But in any negotiation it’s important to be clear what the negotiating is in fact about.
Spain is unlikely to enter any negotiation that has as even a theoretical option Smaller Spain. Why would Madrid do that? It would be conceding the principle for nothing, then merely encouraging endless Catalan haggling over the price.
But, of course, the negotiating is not just what’s happening in meetings. The ‘real’ negotiating here is now the intensity of Catalonia’s defiance and Spain’s direct rule moves. How does each side value the possible outcomes?
Can Catalonia raise the cost to Spain so much that Madrid has no choice but to reconsider its fundamental principles?
Can Madrid raise the cost to Catalonia so much that its people glumly back down?
Thus the next layers:
Which side can inflict pain more painfully on the other?
Which side can endure pain the longer?
The negotiation is about will-power.
Once things get into that territory and Pride is at stake, sensible ‘rational’ calculation tumbles out of the window.
Is Madrid making a big mistake with this ‘direct rule’ play?
Seen from far away, it looks to be much wiser to do nothing much in a purposeful way. Make loud more-in-sorrow-than-anger public noises about dialogue, but otherwise let Catalonia stew in its own juice and feel all sorts of costs and unhappiness from the current mess.
Madrid surely needs the case to be overwhelming in itself that something like the status quo is THE reasonable option. A good part of being reasonable and persuasive is not to try to sound ‘tough’ and peremptory. Use words like fair and dialogue, not punish, disobedience and rebellion.
But no doubt Madrid’s leaders have their own political reasons for wanting to come across as ‘tough’ or at least ‘firm’. This is where ‘cultural’ factors are so important and subtle. Projecting a sense of calm measured wisdom in the face of what looks like direct provocation may just not be an option in the local psychology of the leaders concerned and wider public opinion.
Offer Catalonia a deal within wider Spanish constitutional reform?
Why not? That kicks the ball into the long grass.
But NB it works only if Catalonia accepts a no independence outcome in principle, if only by implication. When you sit down at a negotiating table, you first accept the agenda and rules of the meeting.
States exist.
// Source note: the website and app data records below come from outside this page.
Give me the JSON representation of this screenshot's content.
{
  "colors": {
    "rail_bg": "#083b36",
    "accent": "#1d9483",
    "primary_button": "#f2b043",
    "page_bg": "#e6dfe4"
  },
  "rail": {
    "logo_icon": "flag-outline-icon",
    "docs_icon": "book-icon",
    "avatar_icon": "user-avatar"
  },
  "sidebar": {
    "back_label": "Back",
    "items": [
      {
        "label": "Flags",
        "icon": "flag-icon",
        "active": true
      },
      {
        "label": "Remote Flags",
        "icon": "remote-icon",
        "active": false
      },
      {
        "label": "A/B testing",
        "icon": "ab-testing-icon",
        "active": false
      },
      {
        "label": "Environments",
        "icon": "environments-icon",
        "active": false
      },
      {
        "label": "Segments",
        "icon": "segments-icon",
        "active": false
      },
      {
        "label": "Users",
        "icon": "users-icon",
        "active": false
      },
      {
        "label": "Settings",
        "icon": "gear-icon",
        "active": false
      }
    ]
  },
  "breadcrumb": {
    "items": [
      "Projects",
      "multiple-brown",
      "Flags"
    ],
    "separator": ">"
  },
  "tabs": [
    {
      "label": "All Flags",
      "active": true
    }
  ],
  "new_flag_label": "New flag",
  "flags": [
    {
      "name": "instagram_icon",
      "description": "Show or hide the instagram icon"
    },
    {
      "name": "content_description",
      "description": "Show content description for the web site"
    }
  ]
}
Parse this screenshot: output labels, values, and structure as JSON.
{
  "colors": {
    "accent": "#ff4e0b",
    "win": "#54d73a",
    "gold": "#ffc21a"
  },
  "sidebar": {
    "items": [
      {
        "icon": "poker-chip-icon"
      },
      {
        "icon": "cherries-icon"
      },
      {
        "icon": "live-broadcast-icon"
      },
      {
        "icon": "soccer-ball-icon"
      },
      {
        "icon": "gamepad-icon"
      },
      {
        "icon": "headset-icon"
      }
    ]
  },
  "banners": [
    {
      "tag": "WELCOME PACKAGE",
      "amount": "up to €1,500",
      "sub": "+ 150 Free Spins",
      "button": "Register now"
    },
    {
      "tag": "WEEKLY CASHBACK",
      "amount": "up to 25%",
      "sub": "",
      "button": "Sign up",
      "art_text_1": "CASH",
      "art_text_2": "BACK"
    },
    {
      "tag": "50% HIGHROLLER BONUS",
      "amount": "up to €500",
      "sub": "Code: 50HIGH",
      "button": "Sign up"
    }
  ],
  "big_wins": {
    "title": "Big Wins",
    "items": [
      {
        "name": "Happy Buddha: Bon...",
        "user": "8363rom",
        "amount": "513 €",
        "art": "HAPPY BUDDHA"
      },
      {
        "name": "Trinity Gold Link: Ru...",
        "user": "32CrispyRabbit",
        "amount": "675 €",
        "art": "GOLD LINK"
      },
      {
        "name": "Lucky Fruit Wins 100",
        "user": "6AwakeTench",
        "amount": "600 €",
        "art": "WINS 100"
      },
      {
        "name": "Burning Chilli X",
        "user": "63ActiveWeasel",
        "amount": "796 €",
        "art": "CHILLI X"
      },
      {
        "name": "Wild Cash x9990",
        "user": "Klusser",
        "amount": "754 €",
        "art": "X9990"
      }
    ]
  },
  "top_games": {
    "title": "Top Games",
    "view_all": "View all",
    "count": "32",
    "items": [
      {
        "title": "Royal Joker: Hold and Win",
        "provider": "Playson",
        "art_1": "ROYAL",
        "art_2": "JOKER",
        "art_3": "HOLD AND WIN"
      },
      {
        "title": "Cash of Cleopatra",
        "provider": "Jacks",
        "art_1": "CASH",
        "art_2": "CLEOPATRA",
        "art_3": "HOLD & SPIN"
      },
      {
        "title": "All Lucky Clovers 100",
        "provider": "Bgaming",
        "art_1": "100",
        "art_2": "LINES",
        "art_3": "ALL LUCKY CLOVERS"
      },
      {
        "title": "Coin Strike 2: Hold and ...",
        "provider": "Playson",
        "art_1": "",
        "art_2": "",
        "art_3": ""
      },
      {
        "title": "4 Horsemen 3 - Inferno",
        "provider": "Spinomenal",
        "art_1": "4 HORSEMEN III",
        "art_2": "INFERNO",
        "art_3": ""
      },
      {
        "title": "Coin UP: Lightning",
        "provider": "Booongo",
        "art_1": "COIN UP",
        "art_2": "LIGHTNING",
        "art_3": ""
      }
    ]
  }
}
Or they don’t.
Therefore mess and division and mistrust beget more mess and division and mistrust. Confrontation escalates and leads to everyone being poorer and angrier and more divided.
It gets easier to fight than think – and talk.